Tell me your target and I'll help you study the obstacles
Counseling for Individuals
Trusting in each individual’s innate desire for growth, I view the work of therapy as identifying and unlocking internal barriers that lead to gridlock in one’s life. Nature shows us through myriad examples that life has an impulse to grow and flourish. This form of intelligence, if you will, is present in humans. Often times with the challenges and demands of life we end up getting in our own way. The disturbed elements of our life are not an entirely isolated malady. They may be signs of disconnection and imbalance with the lusty, vital forces of health, meaning, reason, and individuation. Recognizing that an individual is a "person-in-context" encourages clients to self-identify the unique forces and universal experiences of their context that they are interested in examining and addressing. Developing and nurturing a skillful attitude and outlook to best engage with the process of life is what makes one a satisfied human.
Good psychotherapy has been described as a balance between science and art. Too much science, and the process becomes dull, sterile and clinical. Too much art and the process becomes ungrounded -- what some might call "flakey."
I start with a client-centered approach. I believe that at the core of any effective therapeutic intervention must be a sense of trust and mutual respect. For some clients, this trust comes easy. For others, it takes time to cultivate. What emerges from the early stages of therapy is each client’s unique set of needs.
Once therapeutic goals are understood and agreed upon, I typically employ a variety of therapeutic interventions, depending on a client’s needs at any given moment. A narrative approach is helpful for developing autonomy and looking forward. A psychodynamic approach is useful when a client would benefit from understanding conflicting or confusing inner forces. A cognitive approach can help clients understand unskillful beliefs and thought patterns. Experiential approaches provoke emotion- a crucial factor required for inducing new neural pathways and attaining "felt" change as well as cultivating motivation. A solutions-oriented approach can help clients sort out practical answers to concrete problems.

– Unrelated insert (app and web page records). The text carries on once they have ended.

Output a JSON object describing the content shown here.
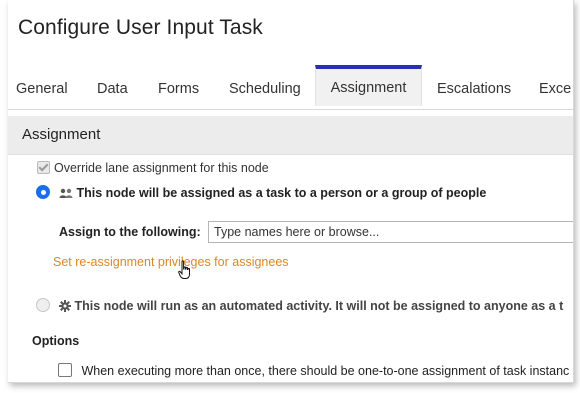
{
  "dialog": {
    "title": "Configure User Input Task"
  },
  "tabs": [
    {
      "label": "General",
      "active": false
    },
    {
      "label": "Data",
      "active": false
    },
    {
      "label": "Forms",
      "active": false
    },
    {
      "label": "Scheduling",
      "active": false
    },
    {
      "label": "Assignment",
      "active": true
    },
    {
      "label": "Escalations",
      "active": false
    },
    {
      "label": "Exce",
      "active": false
    }
  ],
  "assignment": {
    "section_title": "Assignment",
    "override_label": "Override lane assignment for this node",
    "override_checked": true,
    "person_option_label": "This node will be assigned as a task to a person or a group of people",
    "person_option_selected": true,
    "assign_to_label": "Assign to the following:",
    "assign_to_placeholder": "Type names here or browse...",
    "reassign_link": "Set re-assignment privileges for assignees",
    "automated_option_label": "This node will run as an automated activity. It will not be assigned to anyone as a t",
    "automated_option_selected": false
  },
  "options": {
    "title": "Options",
    "one_to_one_label": "When executing more than once, there should be one-to-one assignment of task instanc",
    "one_to_one_checked": false
  },
  "colors": {
    "active_tab_accent": "#2b2fb5",
    "link": "#e0861f",
    "radio_selected": "#1a6ee8"
  },
  "icons": {
    "people": "people-group-icon",
    "gear": "gear-icon",
    "cursor": "hand-pointer-cursor-icon"
  }
}
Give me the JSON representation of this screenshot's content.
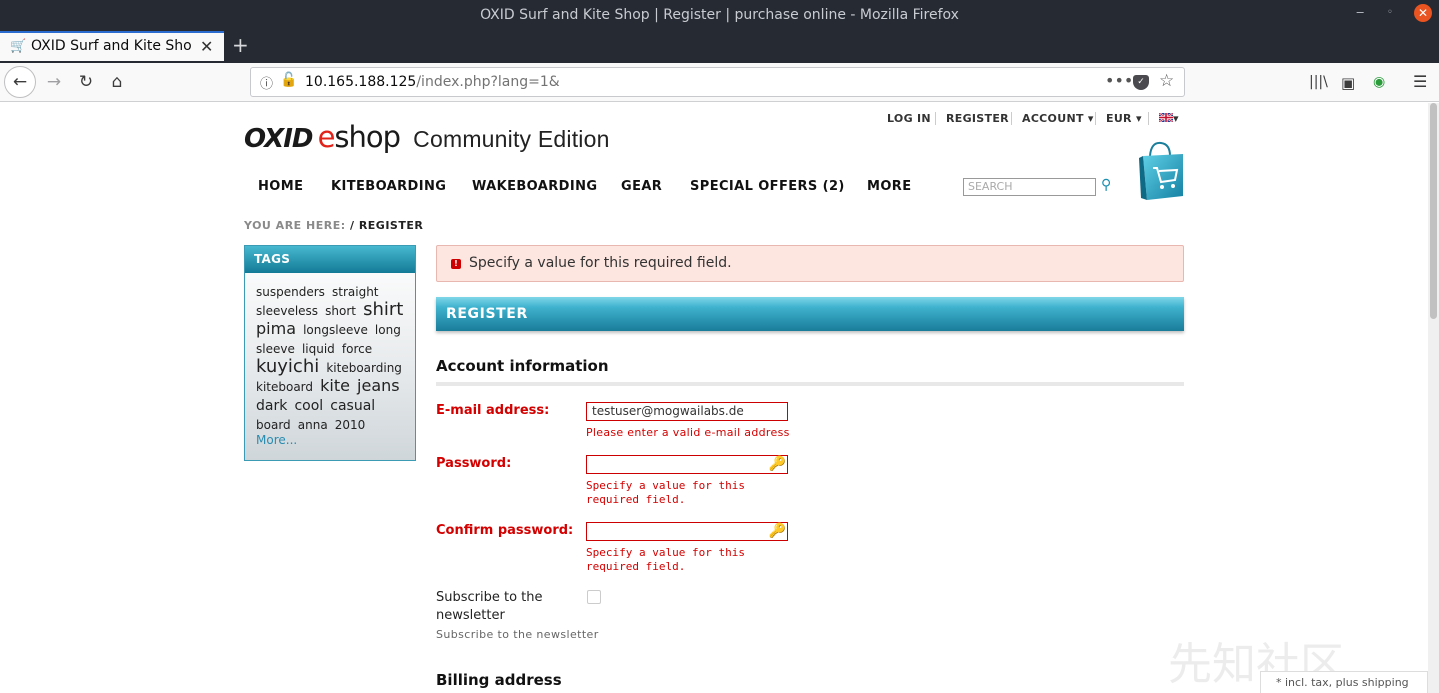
{
  "browser": {
    "window_title": "OXID Surf and Kite Shop | Register | purchase online - Mozilla Firefox",
    "tab_title": "OXID Surf and Kite Shop",
    "url_host": "10.165.188.125",
    "url_path": "/index.php?lang=1&",
    "new_tab": "+",
    "more_actions": "•••"
  },
  "header": {
    "links": {
      "login": "LOG IN",
      "register": "REGISTER",
      "account": "ACCOUNT ▾",
      "currency": "EUR ▾",
      "language": "▾"
    },
    "logo": {
      "oxid": "OXID",
      "e": "e",
      "shop": "shop",
      "edition": "Community Edition"
    },
    "nav": [
      "HOME",
      "KITEBOARDING",
      "WAKEBOARDING",
      "GEAR",
      "SPECIAL OFFERS (2)",
      "MORE"
    ],
    "search_placeholder": "SEARCH"
  },
  "breadcrumb": {
    "label": "YOU ARE HERE:",
    "current": "/ REGISTER"
  },
  "sidebar": {
    "tags_title": "TAGS",
    "tags": [
      {
        "text": "suspenders",
        "size": 12
      },
      {
        "text": "straight",
        "size": 12
      },
      {
        "text": "sleeveless",
        "size": 12
      },
      {
        "text": "short",
        "size": 12
      },
      {
        "text": "shirt",
        "size": 18
      },
      {
        "text": "pima",
        "size": 16
      },
      {
        "text": "longsleeve",
        "size": 12
      },
      {
        "text": "long",
        "size": 12
      },
      {
        "text": "sleeve",
        "size": 12
      },
      {
        "text": "liquid",
        "size": 12
      },
      {
        "text": "force",
        "size": 12
      },
      {
        "text": "kuyichi",
        "size": 18
      },
      {
        "text": "kiteboarding",
        "size": 12
      },
      {
        "text": "kiteboard",
        "size": 12
      },
      {
        "text": "kite",
        "size": 16
      },
      {
        "text": "jeans",
        "size": 16
      },
      {
        "text": "dark",
        "size": 14
      },
      {
        "text": "cool",
        "size": 14
      },
      {
        "text": "casual",
        "size": 14
      },
      {
        "text": "board",
        "size": 12
      },
      {
        "text": "anna",
        "size": 12
      },
      {
        "text": "2010",
        "size": 12
      }
    ],
    "more": "More..."
  },
  "main": {
    "error_message": "Specify a value for this required field.",
    "register_heading": "REGISTER",
    "account_heading": "Account information",
    "email_label": "E-mail address:",
    "email_value": "testuser@mogwailabs.de",
    "email_error": "Please enter a valid e-mail address",
    "password_label": "Password:",
    "password_error": "Specify a value for this required field.",
    "confirm_label": "Confirm password:",
    "confirm_error": "Specify a value for this required field.",
    "subscribe_label": "Subscribe to the newsletter",
    "subscribe_help": "Subscribe to the newsletter",
    "billing_heading": "Billing address"
  },
  "footer_note": "* incl. tax, plus shipping",
  "watermark": "先知社区",
  "colors": {
    "accent": "#1a8fb0",
    "error": "#d40000",
    "chrome_dark": "#262a33"
  }
}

I have post graduate training in the Hakomi Method of psychotherapy. A mindful and experiential method of psychotherapy that includes a focus of awareness on the body (sensorimotor) as well as our mind (emotions and cognitions) and values the art of tracking and attunement by the therapist. Having found the Hakomi Method to be elegant and efficacious I have much appreciation for it. If there is any one therapeutic approach I lean most heavily on this would be it.
I have found that no one therapeutic approach works with any client 100% of the time. Choosing what approach to use, and when, is part of the art of psychotherapy. I strive to provide an individually tailored and collaborative approach that is unique to each person. Thus the way I work is necessarily flexible so that it is customized to you. In doing so I draw from an array of styles and techniques to incorporate what is most helpful for each individual. It's wiser to pull from all of the field's clinical knowledge than be an ideologue and devotee of one particular practice. My intention for each session is to provide the experience that you need or seek.
I have a Masters in Social Work and completed the post graduate supervision training (2000 hours) and testing to become a Licensed Clinical Social Worker. I am licensed in the state of Maine (LC 15342) and Oregon (4850). I have thousands of hours counseling adults of all ages and backgrounds. I have provided psychotherapy in counseling centers, medical clinics, hospitals, prisons and in my private practice for seven years. I have significant counseling experience helping people with relationship discord, intimacy, anxiety, grief, a history of trauma and sexual abuse, depression, crisis, substance abuse, life transitions, and gender issues. While this may seem like a varied list most problems fit into three categories: distress, difficulty with change, and difficulty with things as they are. Thus my work with individuals is about relieving distress, helping them get unstuck, and cultivating acceptance of that which they can not change.